One of the protesters in Kentucky involved in hanging an effigy of Gov. Andy Beshear was fired from his job, his employer announced, as Beshear condemned the protesters as “evil.”
The unnamed employee at Neil Huffman Auto Group was let go for allegedly being part of the group that bypassed barriers on Sunday to go to the governor’s mansion near the Kentucky State Capitol.
“The Neil Huffman Auto Group does not condone threats of violence in any form, whether they be a call to action or an implied threat,” Shannon Huffman, the company’s human resources manager, said in a statement.
“Following an internal investigation on this matter, the employee was terminated. There is no place for hate or intolerance at any of our dealerships.”
Beshear, a first-term Democrat, said at a press conference Tuesday that he and his wife don’t regret moving their family full-time to the governor’s mansion while describing the protesters as bullies.
“While I thought, and I knew, that kids from time to time would probably be mean to them just because of who their dad was, I did not consider that they might be bullied or heckled by grown adults.

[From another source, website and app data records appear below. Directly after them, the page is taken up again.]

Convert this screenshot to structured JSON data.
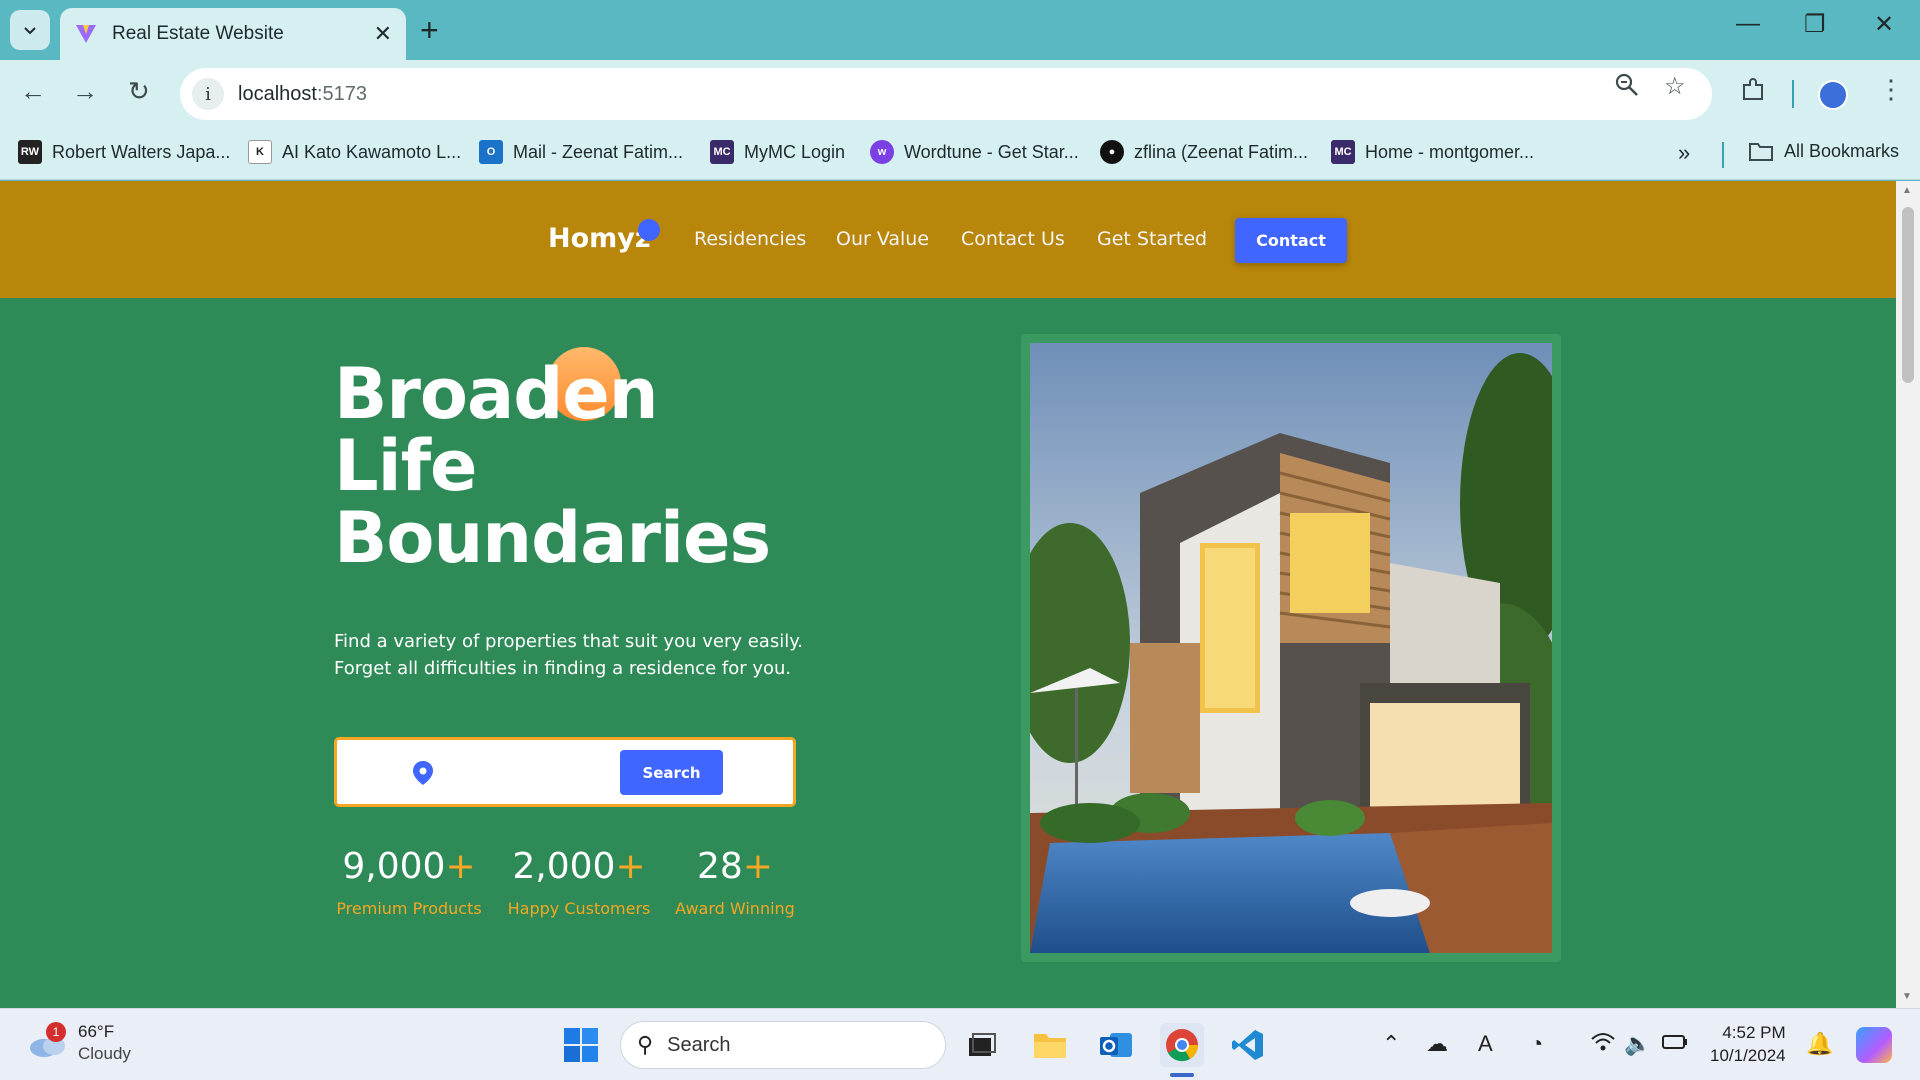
{
  "browser": {
    "tab_title": "Real Estate Website",
    "url_host": "localhost",
    "url_port": ":5173",
    "bookmarks": [
      {
        "label": "Robert Walters Japa...",
        "icon": "rw-icon",
        "color": "#222222"
      },
      {
        "label": "AI Kato Kawamoto L...",
        "icon": "kato-icon",
        "color": "#ffffff"
      },
      {
        "label": "Mail - Zeenat Fatim...",
        "icon": "outlook-icon",
        "color": "#1a73c9"
      },
      {
        "label": "MyMC Login",
        "icon": "mc-icon",
        "color": "#3a2a6a"
      },
      {
        "label": "Wordtune - Get Star...",
        "icon": "wordtune-icon",
        "color": "#7b3fe4"
      },
      {
        "label": "zflina (Zeenat Fatim...",
        "icon": "github-icon",
        "color": "#111111"
      },
      {
        "label": "Home - montgomer...",
        "icon": "mc-icon",
        "color": "#3a2a6a"
      }
    ],
    "all_bookmarks": "All Bookmarks"
  },
  "site": {
    "logo": "Homyz",
    "nav": [
      "Residencies",
      "Our Value",
      "Contact Us",
      "Get Started"
    ],
    "contact_button": "Contact",
    "hero_title": [
      "Broaden",
      "Life",
      "Boundaries"
    ],
    "hero_desc": [
      "Find a variety of properties that suit you very easily.",
      "Forget all difficulties in finding a residence for you."
    ],
    "search_button": "Search",
    "search_placeholder": "",
    "stats": [
      {
        "value": "9,000",
        "plus": "+",
        "label": "Premium Products"
      },
      {
        "value": "2,000",
        "plus": "+",
        "label": "Happy Customers"
      },
      {
        "value": "28",
        "plus": "+",
        "label": "Award Winning"
      }
    ],
    "colors": {
      "header": "#b8860b",
      "hero": "#2e8b57",
      "accent": "#4066ff",
      "orange": "#f5a623"
    }
  },
  "taskbar": {
    "temperature": "66°F",
    "condition": "Cloudy",
    "weather_badge": "1",
    "search_label": "Search",
    "time": "4:52 PM",
    "date": "10/1/2024"
  }
}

And then Sunday happened,” he said.
Protesters assembled on the mansion’s front porch, “a windowpane away” from where Beshear’s children play, and heckled and chanted, the governor recounted. They soon went to a nearby area and hung a dummy with his face on it and the words “sic semper tyrannis” attached to the torso. John Wilkes Booth, who assassinated President Abraham Lincoln, is said to have uttered the phrase, which means “thus always to tyrants.”
Calling what happened “a celebration of assassination on our capitol grounds,” Beshear said the group “is trying to bully everyone else into doing what they want us to do” but vowed not to give into fear, be bullied, or “bow to terror.”
A number of officials condemned what happened, including Senate Majority Leader Mitch McConnell (R-Ky.).
“I condemn it wholeheartedly,” Republican Secretary of State Michael Adams said in a statement. “The words of John Wilkes Booth have no place in the Party of Lincoln.”
Kentucky House Democratic leaders said that carrying out the action near where the governor’s family lives “is an act that reeks of hate and intimidation and does nothing but undermine our leading work to battle this deadly disease and restore our economy safely.”
Protesters have gathered at state capitols across the country to protest harsh restrictions imposed to try to slow the spread of the CCP (Chinese Communist Party) virus.
Beshear has allowed some businesses to reopen or welcome customers back inside, including retailers and restaurants.
Movie theaters, gyms, campgrounds, and child care facilities are slated to be allowed to reopen next month. Bars are scheduled to remain closed until July 1.